Keating Hits Kennedy's Inaction

N.Y. Senator Feels President Should Intervene in Alabama

Senator Kenneth B. Keating (R. N. Y.) declared Saturday that the federal government should intervene if the state of Alabama fails to uphold the right to free assembly of Negroes demonstrating in Birmingham.

At a press conference in Quincy House shortly before he spoke to a Young Republican rally, Keating said that if President Kennedy feels he does not have authority to restrain Alabama officials by executive order, he should support legislation specifically giving him this power. Keating and several other Republican Senators have introduced such legislation; the President has said it is unnecessary.

Keating emphasized that the police repression of Negroes in Birmingham must be stopped because of the harmful effect it has on American prestige abroad. "The photos of police dogs biting Negroes will be reprinted throughout the world." Keating said, "and they will harm us tremendously."

In response to another question, Keating would not comment of the political implications of Governor Rockefeller's remarriage Saturday to Margaretta Fitler Murphy, except to say, "I wish the Governor and his wife every happiness."

Call For GOP Unity


In his speech to the Young Republicans at Sanders Theater, Keating called for the convocation of an All-Republican conference to forge "a greater, broader, deeper sense of unity and purpose among ourselves." He said that such a conference, which would bring together not only politicians but Republicans of all views and vocations, was "the most effective method" of creating the unity necessary for political victory.

"We must cease paying lip-service to the idea of a united party and being to work for such a party," Keating declared.

The Senator admitted that difference of opinion exist among Republicans, but said the party elements "are not separated by a chasm, as are the Democrats."

Before his speech Keating received a silver bowl form the Young Republicans as the Outstanding Republican of 1962, and an introduction from former Governor John A. Volpe, who called him "one of the great Americans of our day."

Keating responded by calling Volpe "one of the great Americans of our time," and attempted to top the compliment by mentioning Volpe's name in connection with the 1964 Republican convention. Here Keating's sense of political realities apparently got the better of him, however, as he wound up. "Many names are being bruited around for 1964, and it would be well not to forget the name of John...Romney."

Keating's speech concluded a day-long series of political workshops at Harvard sponsored by the Massachusetts council of Young Republicans.

Pickets Protest During Speech

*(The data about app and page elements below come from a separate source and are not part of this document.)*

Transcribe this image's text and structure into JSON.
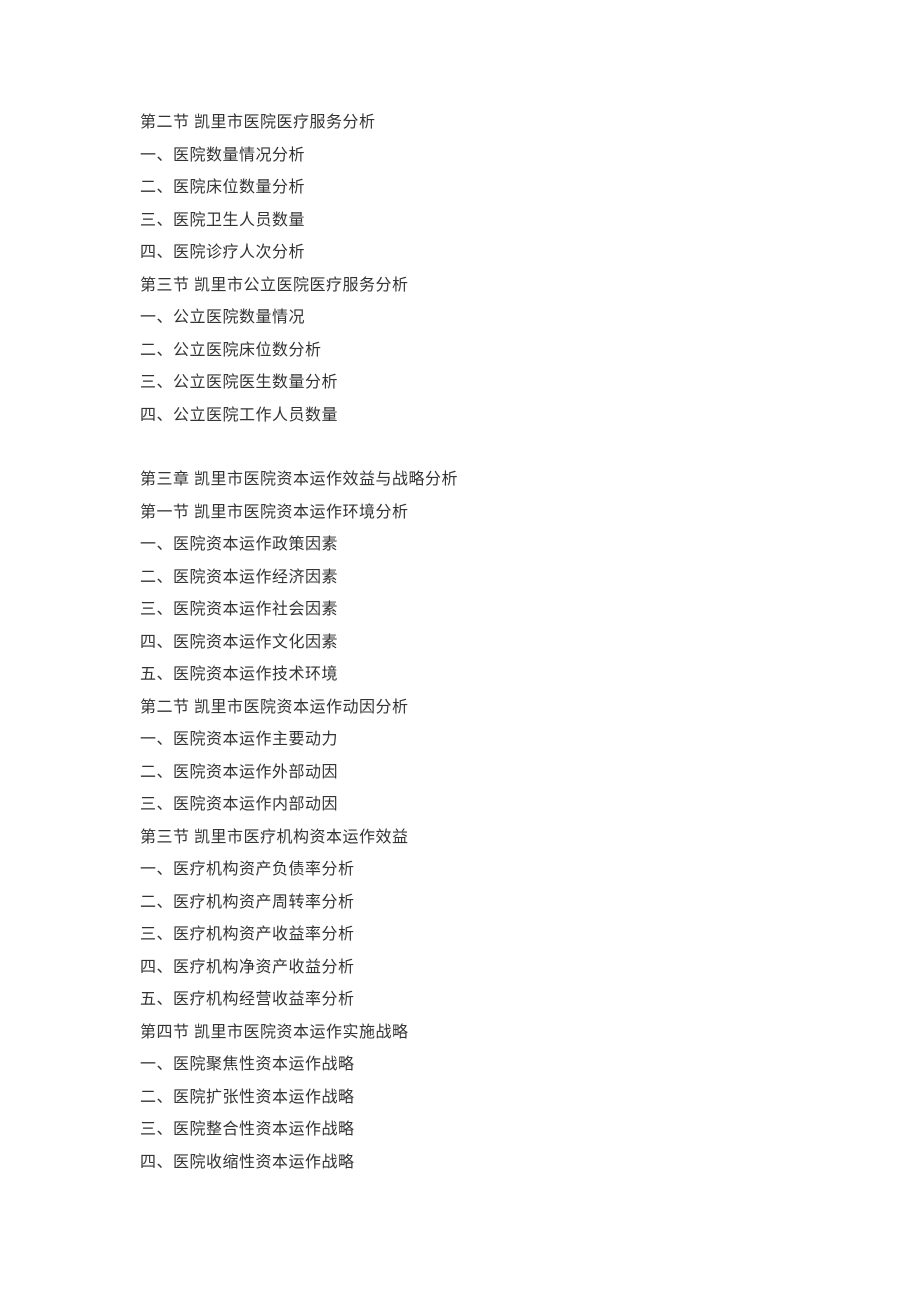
{
  "lines": [
    "第二节 凯里市医院医疗服务分析",
    "一、医院数量情况分析",
    "二、医院床位数量分析",
    "三、医院卫生人员数量",
    "四、医院诊疗人次分析",
    "第三节 凯里市公立医院医疗服务分析",
    "一、公立医院数量情况",
    "二、公立医院床位数分析",
    "三、公立医院医生数量分析",
    "四、公立医院工作人员数量",
    "",
    "第三章 凯里市医院资本运作效益与战略分析",
    "第一节 凯里市医院资本运作环境分析",
    "一、医院资本运作政策因素",
    "二、医院资本运作经济因素",
    "三、医院资本运作社会因素",
    "四、医院资本运作文化因素",
    "五、医院资本运作技术环境",
    "第二节 凯里市医院资本运作动因分析",
    "一、医院资本运作主要动力",
    "二、医院资本运作外部动因",
    "三、医院资本运作内部动因",
    "第三节 凯里市医疗机构资本运作效益",
    "一、医疗机构资产负债率分析",
    "二、医疗机构资产周转率分析",
    "三、医疗机构资产收益率分析",
    "四、医疗机构净资产收益分析",
    "五、医疗机构经营收益率分析",
    "第四节 凯里市医院资本运作实施战略",
    "一、医院聚焦性资本运作战略",
    "二、医院扩张性资本运作战略",
    "三、医院整合性资本运作战略",
    "四、医院收缩性资本运作战略"
  ]
}
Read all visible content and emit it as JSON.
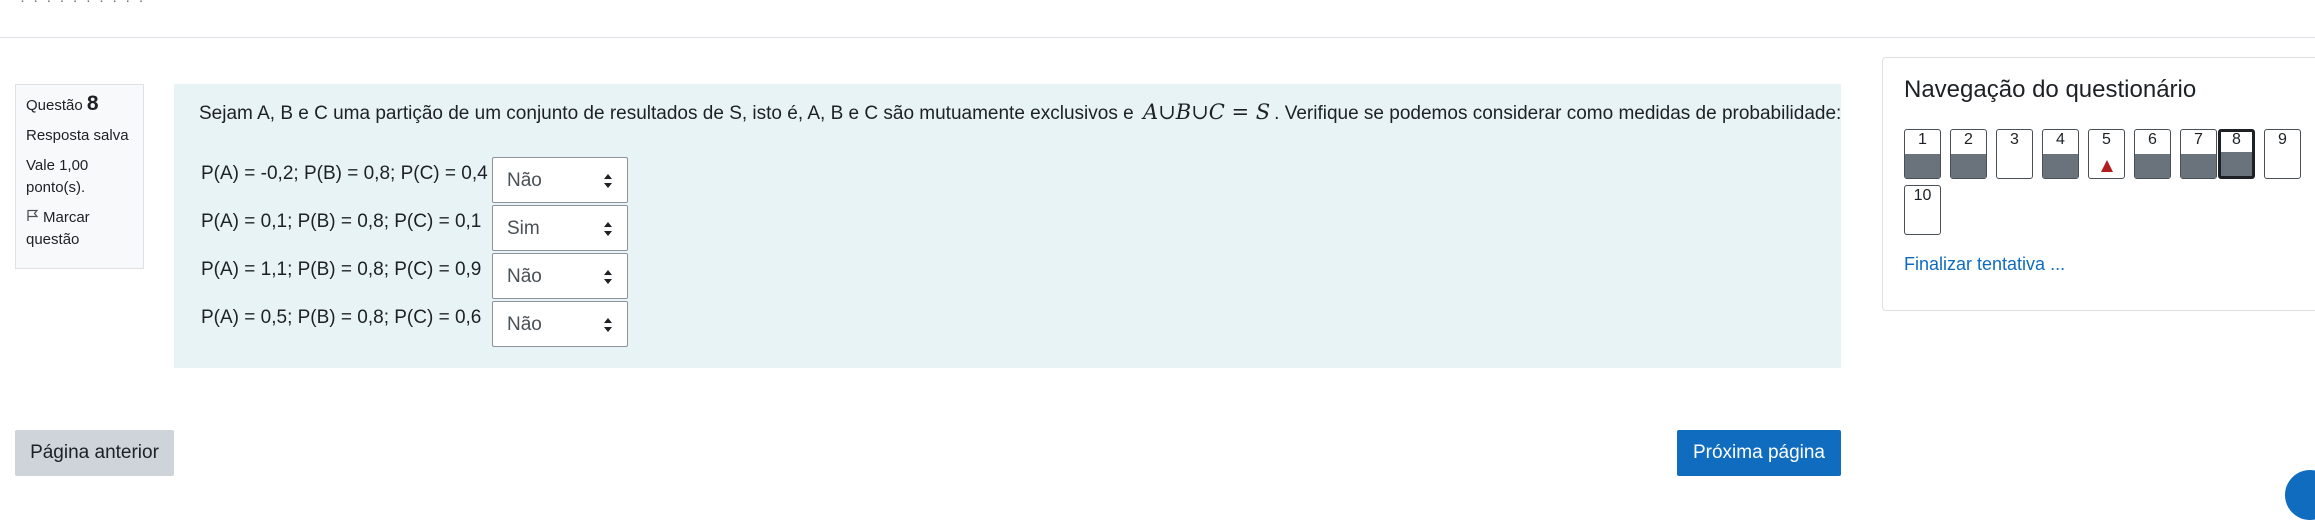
{
  "header": {
    "crumbs": "· · · · · · · · · ·"
  },
  "question_info": {
    "label": "Questão",
    "number": "8",
    "state": "Resposta salva",
    "grade_line1": "Vale 1,00",
    "grade_line2": "ponto(s).",
    "flag_line1": "Marcar",
    "flag_line2": "questão"
  },
  "question": {
    "text_before": "Sejam A, B e C uma partição de um conjunto de resultados de S, isto é, A, B e C são mutuamente exclusivos e",
    "math": "A∪B∪C = S",
    "text_after": ". Verifique se podemos considerar como medidas de probabilidade:",
    "rows": [
      {
        "label": "P(A) = -0,2; P(B) = 0,8; P(C) = 0,4",
        "selected": "Não"
      },
      {
        "label": "P(A) = 0,1; P(B) = 0,8; P(C) = 0,1",
        "selected": "Sim"
      },
      {
        "label": "P(A) = 1,1; P(B) = 0,8; P(C) = 0,9",
        "selected": "Não"
      },
      {
        "label": "P(A) = 0,5; P(B) = 0,8; P(C) = 0,6",
        "selected": "Não"
      }
    ]
  },
  "navigation": {
    "title": "Navegação do questionário",
    "questions": [
      {
        "number": "1",
        "state": "answered"
      },
      {
        "number": "2",
        "state": "answered"
      },
      {
        "number": "3",
        "state": "unanswered"
      },
      {
        "number": "4",
        "state": "answered"
      },
      {
        "number": "5",
        "state": "flagged"
      },
      {
        "number": "6",
        "state": "answered"
      },
      {
        "number": "7",
        "state": "answered"
      },
      {
        "number": "8",
        "state": "current-answered"
      },
      {
        "number": "9",
        "state": "unanswered"
      },
      {
        "number": "10",
        "state": "unanswered"
      }
    ],
    "finish_link": "Finalizar tentativa ..."
  },
  "footer": {
    "prev_button": "Página anterior",
    "next_button": "Próxima página"
  },
  "colors": {
    "accent": "#0f6cbf",
    "question_bg": "#e7f3f5",
    "answered_fill": "#6a737b",
    "flag": "#b01e1e"
  }
}
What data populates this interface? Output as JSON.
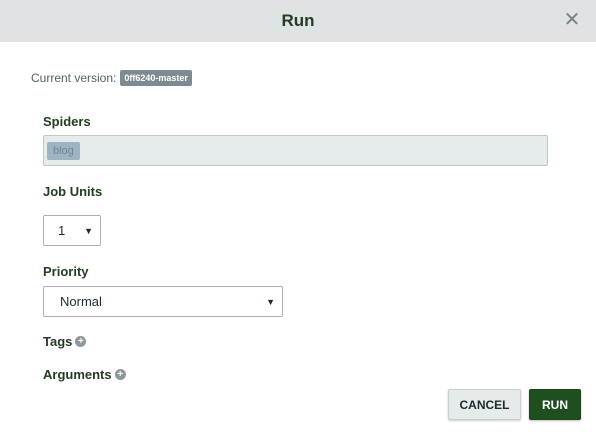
{
  "dialog": {
    "title": "Run",
    "close_icon": "close-icon"
  },
  "version": {
    "label": "Current version:",
    "value": "0ff6240-master"
  },
  "spiders": {
    "label": "Spiders",
    "selected": [
      "blog"
    ]
  },
  "job_units": {
    "label": "Job Units",
    "value": "1"
  },
  "priority": {
    "label": "Priority",
    "value": "Normal"
  },
  "tags": {
    "label": "Tags"
  },
  "arguments": {
    "label": "Arguments"
  },
  "buttons": {
    "cancel": "CANCEL",
    "run": "RUN"
  },
  "colors": {
    "header_bg": "#dfe3e4",
    "title_color": "#243d22",
    "run_button_bg": "#1f4f1f",
    "version_badge_bg": "#7d8b91"
  }
}
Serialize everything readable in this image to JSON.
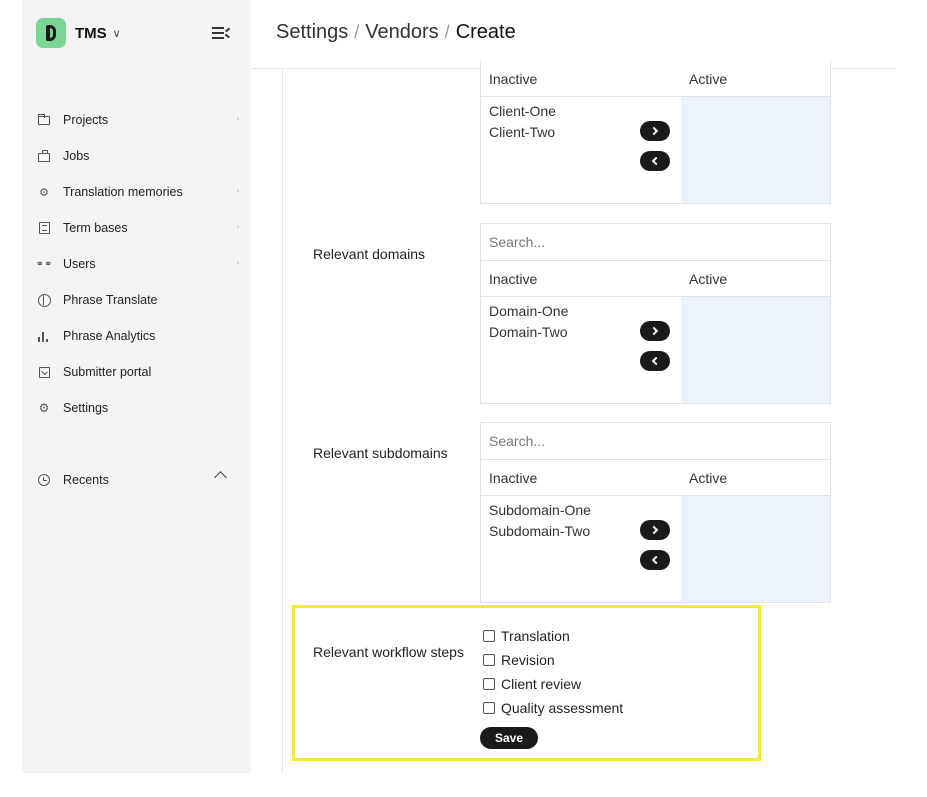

About a dozen College students, mostly form tocsin, picketed Sanders Theatre during Keating's speech. They issued a statement charging that Keating "has not only violated principles of bipartisanship in his attack on the Administrations' Cuban policy, but has borrowed an old technique from Joe McCarthy, Keating has used statistics to win headlines and evoke fear in the American people. He has in no way contributed to an understanding of the issues concerning Cubs."

A statement by the Tocsin Executive Committee criticized Keating for not taking into account the complexity and dangers of the Cuban situation. "Responsible political leadership demands that both the administration and those advising or criticizing it not make rash, provocative, and perhaps uninformed statements. Our Cuba policy must both be conceived in an atmosphere of hysteria and jingoism," the statement said.